(Recorded data)

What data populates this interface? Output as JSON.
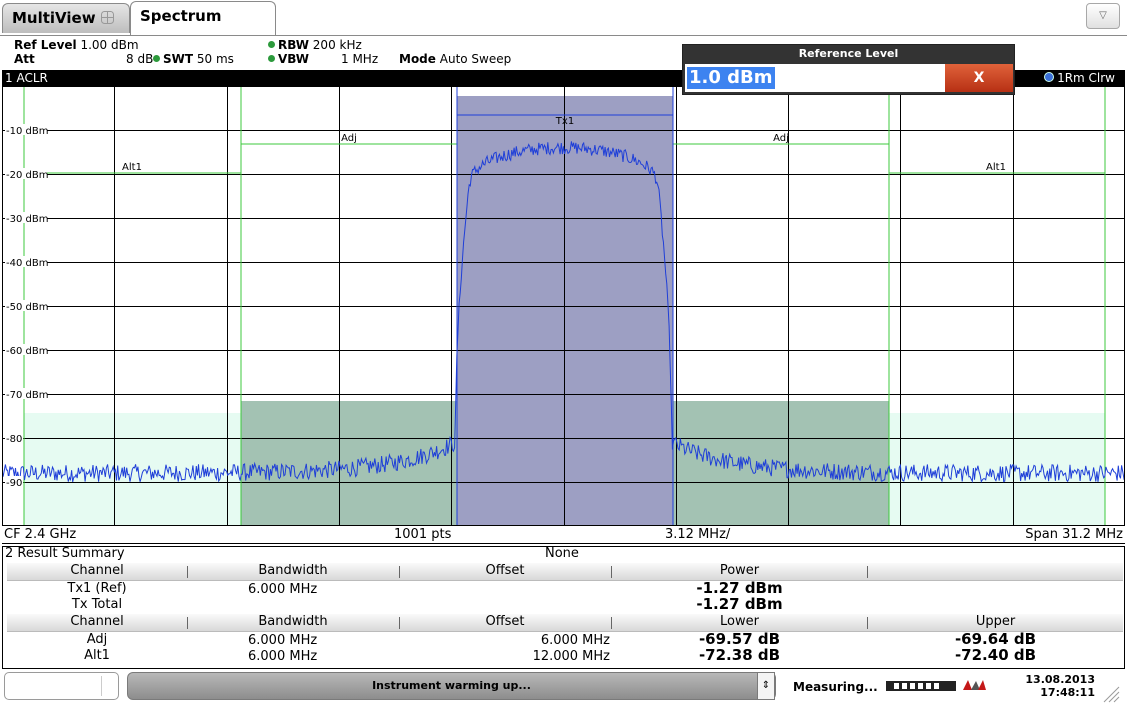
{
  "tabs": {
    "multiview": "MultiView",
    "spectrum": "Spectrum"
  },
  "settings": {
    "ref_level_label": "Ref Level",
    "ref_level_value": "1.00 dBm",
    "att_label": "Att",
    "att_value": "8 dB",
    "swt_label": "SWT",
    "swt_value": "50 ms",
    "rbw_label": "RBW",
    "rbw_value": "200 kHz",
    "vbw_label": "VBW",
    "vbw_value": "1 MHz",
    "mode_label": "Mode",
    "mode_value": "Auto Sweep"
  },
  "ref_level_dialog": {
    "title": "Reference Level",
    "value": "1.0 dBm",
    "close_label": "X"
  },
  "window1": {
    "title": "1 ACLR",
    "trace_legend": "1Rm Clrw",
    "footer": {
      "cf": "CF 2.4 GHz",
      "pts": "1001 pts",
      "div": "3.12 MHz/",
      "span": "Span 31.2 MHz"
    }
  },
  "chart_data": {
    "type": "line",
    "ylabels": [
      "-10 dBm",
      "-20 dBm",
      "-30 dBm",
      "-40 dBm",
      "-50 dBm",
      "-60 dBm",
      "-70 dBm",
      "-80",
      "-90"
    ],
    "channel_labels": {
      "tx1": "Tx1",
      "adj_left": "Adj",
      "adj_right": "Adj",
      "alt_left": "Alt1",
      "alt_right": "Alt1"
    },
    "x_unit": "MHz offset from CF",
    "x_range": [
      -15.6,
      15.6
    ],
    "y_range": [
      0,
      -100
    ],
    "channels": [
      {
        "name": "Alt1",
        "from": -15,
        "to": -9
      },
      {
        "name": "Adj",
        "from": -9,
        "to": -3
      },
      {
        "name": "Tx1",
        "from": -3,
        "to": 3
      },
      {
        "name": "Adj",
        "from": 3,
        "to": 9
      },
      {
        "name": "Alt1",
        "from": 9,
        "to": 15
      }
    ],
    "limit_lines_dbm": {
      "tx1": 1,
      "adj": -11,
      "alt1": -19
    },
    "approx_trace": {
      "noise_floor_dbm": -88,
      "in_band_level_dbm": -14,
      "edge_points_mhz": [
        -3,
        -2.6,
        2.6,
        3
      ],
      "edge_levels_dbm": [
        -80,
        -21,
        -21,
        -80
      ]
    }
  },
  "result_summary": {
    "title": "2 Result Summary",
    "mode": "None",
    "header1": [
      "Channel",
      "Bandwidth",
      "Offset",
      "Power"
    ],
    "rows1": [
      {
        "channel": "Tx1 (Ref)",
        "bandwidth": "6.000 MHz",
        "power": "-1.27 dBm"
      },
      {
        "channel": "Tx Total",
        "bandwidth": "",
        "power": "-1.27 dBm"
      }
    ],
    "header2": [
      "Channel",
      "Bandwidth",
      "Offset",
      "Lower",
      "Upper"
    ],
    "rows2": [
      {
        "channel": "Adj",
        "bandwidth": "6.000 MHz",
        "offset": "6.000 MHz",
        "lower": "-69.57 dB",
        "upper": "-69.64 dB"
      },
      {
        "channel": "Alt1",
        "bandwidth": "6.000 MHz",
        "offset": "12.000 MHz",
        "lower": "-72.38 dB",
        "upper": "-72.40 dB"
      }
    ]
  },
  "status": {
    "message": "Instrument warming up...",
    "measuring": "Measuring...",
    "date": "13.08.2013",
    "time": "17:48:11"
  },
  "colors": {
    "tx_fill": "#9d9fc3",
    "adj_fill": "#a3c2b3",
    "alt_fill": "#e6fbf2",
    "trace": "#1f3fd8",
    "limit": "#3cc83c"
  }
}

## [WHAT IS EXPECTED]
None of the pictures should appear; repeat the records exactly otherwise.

## [TASK OUTPUT]
What data populates this interface? Output as JSON.
{
  "tabs": {
    "multiview": "MultiView",
    "spectrum": "Spectrum"
  },
  "settings": {
    "ref_level_label": "Ref Level",
    "ref_level_value": "1.00 dBm",
    "att_label": "Att",
    "att_value": "8 dB",
    "swt_label": "SWT",
    "swt_value": "50 ms",
    "rbw_label": "RBW",
    "rbw_value": "200 kHz",
    "vbw_label": "VBW",
    "vbw_value": "1 MHz",
    "mode_label": "Mode",
    "mode_value": "Auto Sweep"
  },
  "ref_level_dialog": {
    "title": "Reference Level",
    "value": "1.0 dBm",
    "close_label": "X"
  },
  "window1": {
    "title": "1 ACLR",
    "trace_legend": "1Rm Clrw",
    "footer": {
      "cf": "CF 2.4 GHz",
      "pts": "1001 pts",
      "div": "3.12 MHz/",
      "span": "Span 31.2 MHz"
    }
  },
  "chart_data": {
    "type": "line",
    "ylabels": [
      "-10 dBm",
      "-20 dBm",
      "-30 dBm",
      "-40 dBm",
      "-50 dBm",
      "-60 dBm",
      "-70 dBm",
      "-80",
      "-90"
    ],
    "channel_labels": {
      "tx1": "Tx1",
      "adj_left": "Adj",
      "adj_right": "Adj",
      "alt_left": "Alt1",
      "alt_right": "Alt1"
    },
    "x_unit": "MHz offset from CF",
    "x_range": [
      -15.6,
      15.6
    ],
    "y_range": [
      0,
      -100
    ],
    "channels": [
      {
        "name": "Alt1",
        "from": -15,
        "to": -9
      },
      {
        "name": "Adj",
        "from": -9,
        "to": -3
      },
      {
        "name": "Tx1",
        "from": -3,
        "to": 3
      },
      {
        "name": "Adj",
        "from": 3,
        "to": 9
      },
      {
        "name": "Alt1",
        "from": 9,
        "to": 15
      }
    ],
    "limit_lines_dbm": {
      "tx1": 1,
      "adj": -11,
      "alt1": -19
    },
    "approx_trace": {
      "noise_floor_dbm": -88,
      "in_band_level_dbm": -14,
      "edge_points_mhz": [
        -3,
        -2.6,
        2.6,
        3
      ],
      "edge_levels_dbm": [
        -80,
        -21,
        -21,
        -80
      ]
    }
  },
  "result_summary": {
    "title": "2 Result Summary",
    "mode": "None",
    "header1": [
      "Channel",
      "Bandwidth",
      "Offset",
      "Power"
    ],
    "rows1": [
      {
        "channel": "Tx1 (Ref)",
        "bandwidth": "6.000 MHz",
        "power": "-1.27 dBm"
      },
      {
        "channel": "Tx Total",
        "bandwidth": "",
        "power": "-1.27 dBm"
      }
    ],
    "header2": [
      "Channel",
      "Bandwidth",
      "Offset",
      "Lower",
      "Upper"
    ],
    "rows2": [
      {
        "channel": "Adj",
        "bandwidth": "6.000 MHz",
        "offset": "6.000 MHz",
        "lower": "-69.57 dB",
        "upper": "-69.64 dB"
      },
      {
        "channel": "Alt1",
        "bandwidth": "6.000 MHz",
        "offset": "12.000 MHz",
        "lower": "-72.38 dB",
        "upper": "-72.40 dB"
      }
    ]
  },
  "status": {
    "message": "Instrument warming up...",
    "measuring": "Measuring...",
    "date": "13.08.2013",
    "time": "17:48:11"
  },
  "colors": {
    "tx_fill": "#9d9fc3",
    "adj_fill": "#a3c2b3",
    "alt_fill": "#e6fbf2",
    "trace": "#1f3fd8",
    "limit": "#3cc83c"
  }
}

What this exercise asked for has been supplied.